-------- Input data --------

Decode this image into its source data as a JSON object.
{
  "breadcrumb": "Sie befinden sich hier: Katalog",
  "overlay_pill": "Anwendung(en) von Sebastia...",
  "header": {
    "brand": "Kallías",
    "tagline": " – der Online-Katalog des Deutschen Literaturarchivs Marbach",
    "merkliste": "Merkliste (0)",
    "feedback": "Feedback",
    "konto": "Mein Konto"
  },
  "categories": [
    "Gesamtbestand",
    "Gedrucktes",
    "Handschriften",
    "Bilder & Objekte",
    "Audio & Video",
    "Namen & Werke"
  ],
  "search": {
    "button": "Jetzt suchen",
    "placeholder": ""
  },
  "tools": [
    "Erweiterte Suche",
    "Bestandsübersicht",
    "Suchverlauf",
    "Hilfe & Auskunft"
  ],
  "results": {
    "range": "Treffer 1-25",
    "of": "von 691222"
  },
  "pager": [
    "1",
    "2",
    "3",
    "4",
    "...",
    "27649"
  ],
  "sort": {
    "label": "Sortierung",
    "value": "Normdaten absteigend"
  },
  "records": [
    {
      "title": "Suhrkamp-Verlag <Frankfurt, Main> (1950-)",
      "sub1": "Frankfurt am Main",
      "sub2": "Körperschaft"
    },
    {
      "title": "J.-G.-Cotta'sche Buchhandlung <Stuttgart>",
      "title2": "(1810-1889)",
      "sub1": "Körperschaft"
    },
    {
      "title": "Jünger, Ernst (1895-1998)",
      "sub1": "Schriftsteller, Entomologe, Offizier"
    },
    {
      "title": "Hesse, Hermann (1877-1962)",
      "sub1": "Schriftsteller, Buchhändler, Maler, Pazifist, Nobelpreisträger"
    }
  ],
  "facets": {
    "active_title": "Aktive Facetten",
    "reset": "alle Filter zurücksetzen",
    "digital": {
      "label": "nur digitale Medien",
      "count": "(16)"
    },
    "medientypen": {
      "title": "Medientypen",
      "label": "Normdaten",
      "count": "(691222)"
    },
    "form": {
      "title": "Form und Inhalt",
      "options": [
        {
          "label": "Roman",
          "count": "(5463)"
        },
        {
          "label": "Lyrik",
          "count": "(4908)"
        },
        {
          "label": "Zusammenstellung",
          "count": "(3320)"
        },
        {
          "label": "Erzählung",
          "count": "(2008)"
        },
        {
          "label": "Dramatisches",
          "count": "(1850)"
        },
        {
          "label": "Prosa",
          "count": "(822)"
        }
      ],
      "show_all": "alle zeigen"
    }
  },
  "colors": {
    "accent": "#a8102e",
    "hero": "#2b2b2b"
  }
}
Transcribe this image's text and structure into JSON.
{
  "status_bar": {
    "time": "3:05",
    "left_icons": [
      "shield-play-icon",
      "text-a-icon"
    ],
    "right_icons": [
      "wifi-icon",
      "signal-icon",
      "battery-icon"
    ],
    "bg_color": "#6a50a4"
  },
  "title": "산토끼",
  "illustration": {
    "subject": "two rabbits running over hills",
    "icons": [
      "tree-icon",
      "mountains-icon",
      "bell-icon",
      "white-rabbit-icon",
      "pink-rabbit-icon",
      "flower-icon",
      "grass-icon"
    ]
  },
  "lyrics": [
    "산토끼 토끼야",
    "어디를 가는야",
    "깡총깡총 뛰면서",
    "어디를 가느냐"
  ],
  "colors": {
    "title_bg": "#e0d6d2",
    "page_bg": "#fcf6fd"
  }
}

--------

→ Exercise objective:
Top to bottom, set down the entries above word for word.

→ Solution to the problem:
Decode this image into its source data as a JSON object.
{
  "breadcrumb": "Sie befinden sich hier: Katalog",
  "overlay_pill": "Anwendung(en) von Sebastia...",
  "header": {
    "brand": "Kallías",
    "tagline": " – der Online-Katalog des Deutschen Literaturarchivs Marbach",
    "merkliste": "Merkliste (0)",
    "feedback": "Feedback",
    "konto": "Mein Konto"
  },
  "categories": [
    "Gesamtbestand",
    "Gedrucktes",
    "Handschriften",
    "Bilder & Objekte",
    "Audio & Video",
    "Namen & Werke"
  ],
  "search": {
    "button": "Jetzt suchen",
    "placeholder": ""
  },
  "tools": [
    "Erweiterte Suche",
    "Bestandsübersicht",
    "Suchverlauf",
    "Hilfe & Auskunft"
  ],
  "results": {
    "range": "Treffer 1-25",
    "of": "von 691222"
  },
  "pager": [
    "1",
    "2",
    "3",
    "4",
    "...",
    "27649"
  ],
  "sort": {
    "label": "Sortierung",
    "value": "Normdaten absteigend"
  },
  "records": [
    {
      "title": "Suhrkamp-Verlag <Frankfurt, Main> (1950-)",
      "sub1": "Frankfurt am Main",
      "sub2": "Körperschaft"
    },
    {
      "title": "J.-G.-Cotta'sche Buchhandlung <Stuttgart>",
      "title2": "(1810-1889)",
      "sub1": "Körperschaft"
    },
    {
      "title": "Jünger, Ernst (1895-1998)",
      "sub1": "Schriftsteller, Entomologe, Offizier"
    },
    {
      "title": "Hesse, Hermann (1877-1962)",
      "sub1": "Schriftsteller, Buchhändler, Maler, Pazifist, Nobelpreisträger"
    }
  ],
  "facets": {
    "active_title": "Aktive Facetten",
    "reset": "alle Filter zurücksetzen",
    "digital": {
      "label": "nur digitale Medien",
      "count": "(16)"
    },
    "medientypen": {
      "title": "Medientypen",
      "label": "Normdaten",
      "count": "(691222)"
    },
    "form": {
      "title": "Form und Inhalt",
      "options": [
        {
          "label": "Roman",
          "count": "(5463)"
        },
        {
          "label": "Lyrik",
          "count": "(4908)"
        },
        {
          "label": "Zusammenstellung",
          "count": "(3320)"
        },
        {
          "label": "Erzählung",
          "count": "(2008)"
        },
        {
          "label": "Dramatisches",
          "count": "(1850)"
        },
        {
          "label": "Prosa",
          "count": "(822)"
        }
      ],
      "show_all": "alle zeigen"
    }
  },
  "colors": {
    "accent": "#a8102e",
    "hero": "#2b2b2b"
  }
}
Transcribe this image's text and structure into JSON.
{
  "status_bar": {
    "time": "3:05",
    "left_icons": [
      "shield-play-icon",
      "text-a-icon"
    ],
    "right_icons": [
      "wifi-icon",
      "signal-icon",
      "battery-icon"
    ],
    "bg_color": "#6a50a4"
  },
  "title": "산토끼",
  "illustration": {
    "subject": "two rabbits running over hills",
    "icons": [
      "tree-icon",
      "mountains-icon",
      "bell-icon",
      "white-rabbit-icon",
      "pink-rabbit-icon",
      "flower-icon",
      "grass-icon"
    ]
  },
  "lyrics": [
    "산토끼 토끼야",
    "어디를 가는야",
    "깡총깡총 뛰면서",
    "어디를 가느냐"
  ],
  "colors": {
    "title_bg": "#e0d6d2",
    "page_bg": "#fcf6fd"
  }
}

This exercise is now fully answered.